June 5, 2013


Gender equality was one of the major achievements of socialist regimes in Eastern Europe and Central Asia. Though transition has taken its toll on this legacy in some countries, gender gaps in education and labor markets in low and middle income countries of the region are comparable to those seen in high income OECD countries.

But these gaps have not been completely eliminated. They remain key constraints to the region’s growth and income prospects, as well as to better outcomes for men and women in economic welfare and social justice.

Europe and Central Asia (ECA) does suffer from some common gender problems in human capital endowments and economic opportunities. There are “islands” of persistent high gender inequality in human development and labor market indicators, such as in Turkey and among selected minority groups (e.g., Roma). Also, there are concerns regarding lagging male performance in the area of tertiary enrollment rates throughout most of the region and male life expectancy in some Commonwealth of Independent States (CIS) countries.

The ECA region is characterized by a high degree of heterogeneity among countries in gender outcomes. Despite such diversity, countries in the region face some common gender challenges.
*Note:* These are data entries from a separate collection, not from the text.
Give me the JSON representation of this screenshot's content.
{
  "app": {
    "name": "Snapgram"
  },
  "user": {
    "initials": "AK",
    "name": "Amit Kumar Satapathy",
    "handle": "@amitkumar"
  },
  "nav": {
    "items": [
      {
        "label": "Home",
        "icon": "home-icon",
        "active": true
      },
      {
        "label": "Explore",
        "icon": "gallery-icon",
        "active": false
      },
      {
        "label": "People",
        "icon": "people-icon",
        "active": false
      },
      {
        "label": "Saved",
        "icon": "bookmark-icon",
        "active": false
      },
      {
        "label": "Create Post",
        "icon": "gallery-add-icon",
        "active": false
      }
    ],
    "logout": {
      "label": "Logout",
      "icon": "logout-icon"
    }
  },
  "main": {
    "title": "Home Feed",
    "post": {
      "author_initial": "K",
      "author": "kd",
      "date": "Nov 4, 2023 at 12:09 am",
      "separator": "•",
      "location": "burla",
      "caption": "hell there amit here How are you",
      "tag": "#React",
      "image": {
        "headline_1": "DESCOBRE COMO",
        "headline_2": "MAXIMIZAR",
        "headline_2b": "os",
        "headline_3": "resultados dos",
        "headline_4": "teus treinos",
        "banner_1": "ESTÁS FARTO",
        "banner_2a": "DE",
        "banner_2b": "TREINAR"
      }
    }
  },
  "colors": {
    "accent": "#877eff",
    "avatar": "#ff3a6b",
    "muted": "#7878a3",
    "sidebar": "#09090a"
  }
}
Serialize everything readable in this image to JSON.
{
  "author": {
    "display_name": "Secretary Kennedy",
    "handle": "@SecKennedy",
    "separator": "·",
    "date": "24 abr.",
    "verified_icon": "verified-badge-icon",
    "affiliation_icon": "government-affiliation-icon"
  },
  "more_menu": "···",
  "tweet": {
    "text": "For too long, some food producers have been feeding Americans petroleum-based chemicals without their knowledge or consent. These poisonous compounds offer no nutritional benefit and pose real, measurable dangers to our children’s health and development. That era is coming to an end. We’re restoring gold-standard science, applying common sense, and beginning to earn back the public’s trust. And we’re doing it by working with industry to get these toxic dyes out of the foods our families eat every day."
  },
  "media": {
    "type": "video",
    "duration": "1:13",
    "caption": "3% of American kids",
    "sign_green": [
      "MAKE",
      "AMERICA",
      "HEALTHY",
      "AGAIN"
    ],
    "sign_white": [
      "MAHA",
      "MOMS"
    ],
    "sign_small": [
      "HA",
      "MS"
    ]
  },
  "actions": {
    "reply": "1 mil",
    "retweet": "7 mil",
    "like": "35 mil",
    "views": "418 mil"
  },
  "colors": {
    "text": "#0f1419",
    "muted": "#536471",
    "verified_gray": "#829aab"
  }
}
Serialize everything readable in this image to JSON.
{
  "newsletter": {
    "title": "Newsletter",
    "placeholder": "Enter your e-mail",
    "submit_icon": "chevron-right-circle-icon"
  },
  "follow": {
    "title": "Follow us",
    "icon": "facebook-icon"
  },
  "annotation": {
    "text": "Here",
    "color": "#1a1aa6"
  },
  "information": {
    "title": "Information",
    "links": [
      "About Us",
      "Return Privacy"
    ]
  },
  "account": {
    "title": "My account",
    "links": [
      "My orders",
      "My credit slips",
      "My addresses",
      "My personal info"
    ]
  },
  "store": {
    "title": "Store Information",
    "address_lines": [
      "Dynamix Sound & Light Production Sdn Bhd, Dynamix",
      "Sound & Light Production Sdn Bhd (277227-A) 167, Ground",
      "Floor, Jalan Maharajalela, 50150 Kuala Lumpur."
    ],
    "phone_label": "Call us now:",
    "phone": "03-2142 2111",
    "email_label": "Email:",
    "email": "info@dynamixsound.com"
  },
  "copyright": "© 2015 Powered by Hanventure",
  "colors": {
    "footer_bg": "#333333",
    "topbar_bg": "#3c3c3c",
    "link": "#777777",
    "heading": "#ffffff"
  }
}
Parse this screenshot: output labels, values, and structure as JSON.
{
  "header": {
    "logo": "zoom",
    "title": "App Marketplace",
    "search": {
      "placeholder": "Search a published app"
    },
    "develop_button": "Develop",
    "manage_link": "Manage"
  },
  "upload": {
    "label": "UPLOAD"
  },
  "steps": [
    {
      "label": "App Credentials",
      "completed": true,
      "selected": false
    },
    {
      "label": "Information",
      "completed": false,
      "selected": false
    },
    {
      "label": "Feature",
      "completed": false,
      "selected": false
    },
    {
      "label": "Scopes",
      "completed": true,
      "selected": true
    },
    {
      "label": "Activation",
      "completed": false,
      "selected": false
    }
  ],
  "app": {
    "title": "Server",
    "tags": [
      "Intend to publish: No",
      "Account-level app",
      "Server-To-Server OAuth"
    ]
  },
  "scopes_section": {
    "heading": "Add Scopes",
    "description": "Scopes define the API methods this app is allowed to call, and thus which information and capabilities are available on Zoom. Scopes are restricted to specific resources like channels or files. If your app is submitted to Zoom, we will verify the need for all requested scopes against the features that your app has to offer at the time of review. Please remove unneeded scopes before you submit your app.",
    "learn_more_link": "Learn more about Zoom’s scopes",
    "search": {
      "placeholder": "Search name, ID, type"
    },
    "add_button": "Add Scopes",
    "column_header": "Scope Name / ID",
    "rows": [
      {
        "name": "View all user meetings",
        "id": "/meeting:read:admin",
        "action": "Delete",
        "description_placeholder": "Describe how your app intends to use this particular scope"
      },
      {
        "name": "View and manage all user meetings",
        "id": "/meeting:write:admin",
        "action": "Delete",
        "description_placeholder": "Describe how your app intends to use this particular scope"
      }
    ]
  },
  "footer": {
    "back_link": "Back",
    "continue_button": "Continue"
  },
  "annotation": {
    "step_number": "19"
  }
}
Due to the aging of the population in ECA, the less apparent (or “second generation”) gender inequality problems will soon rapidly come to the forefront.

Firstly, this demographic shift will result in the elderly population being predominantly female (in excess of 60%). Thus, reforming the pension system (including closing the remaining gender gaps in retirement age and wages) and strengthening the safety net for older women who fall outside the pension system will be necessary to prevent widespread poverty among elderly women.

Secondly, a shrinking labor force and falling male labor force participation rates highlight the importance of increasing female labor force participation. This requires addressing constraints such as lack of formal dependent care services (child and elderly care) that discourage women from remaining in the labor force and/or having children.

Thirdly, productivity growth may be restrained by outcomes in quality and quantity of tertiary education. Though women constitute the majority of students in higher education, they are less likely to pursue engineering, sciences, and IT. It is also important to increase male participation in tertiary education.

Finally, women’s limited presence in firm ownership serves to exacerbate an already modest level of entrepreneurship in ECA. Women’s participation in establishing, and especially in expanding firms is significantly below that of men – representing an unexploited entrepreneurial resource for the region. ECA lags behind other regions in terms of entrepreneurship rates.

In addition to these issues, women in ECA face challenges in a variety of other areas, including: access to finance, land ownership, decision-making in agriculture, urban development and transportation.

The World Bank Group is committed to addressing gender-specific challenges and ensuring that a gender lens is included in its activities in order to reduce inequalities between women and men.

ECA’s Regional Gender Action Plan (RGAP) aims to address prevailing gender inequalities in ECA countries. The plan furthers the institutional commitment to inclusive and sustainable development by providing guidance and prescriptions on how to better inform World Bank operations and country-level dialogue.

Addressing gender in the operational and analytical work of the region will reflect in more effective project design and implementation. It will also increase the region’s capacity to understand how to better serve women and men.



In order to meet its objective, ECA’s action plan is built on three pillars designed both to help the region improve its performance and to begin filling knowledge gaps:

The first pillar seeks to ensure that all country dialogue and country strategies are gender informed. The integration of gender issues into the country strategy can translate the policy dialogue into targets and indicators which can be monitored. Additionally, analytical work is an important vehicle for understanding gender issues at the regional, country, and sector levels.

Thus, the region has already devoted significant resources to analytical gender work to inform its understanding of gender equality. Some key knowledge products are the gender diagnostic notes and analysis of gender issues as part of poverty assessments, country economic memoranda, and public expenditure reviews.

The second pillar of the RGAP focuses on ensuring that all lending is gender informed. This includes incorporating a gender lens in multiple stages of the project cycle, as well as ensuring that all kinds of activities and products are gender informed. The inclusion of gender in the portfolio means taking into account the different roles, responsibilities and preferences of men and women.

Mainstreaming gender in projects begins with having a clear understanding of the direct beneficiaries or the potential impacts on existing gender gaps. The reason for adopting a gender lens is that many times women’s—more than men’s—specific needs or roles are overlooked. By incorporating gender, the developmental impact of the project can be improved.

The third pillar focuses on data, knowledge generation and innovation products that have a public goods aspect to them—increasing overall information of important issues affecting the region either in part or whole.

Notably, availability of gender-relevant data is central to expanding knowledge on gender issues, as well as increasing integration of gender dimensions in project results frameworks. For example, some obvious gaps that exist and limit the integration of gender in projects are in the areas of asset ownership and control, infrastructure utilization, and differential impact of policy reforms.

Additionally, studies on specific regional challenges will be conducted to close the knowledge gaps and better inform dialogue and identify potential policy responses. Lastly, new approaches to the inclusion of gender will be undertaken in two ways - in Bank projects, and new stand-alone initiatives via impact evaluations and pilot programs.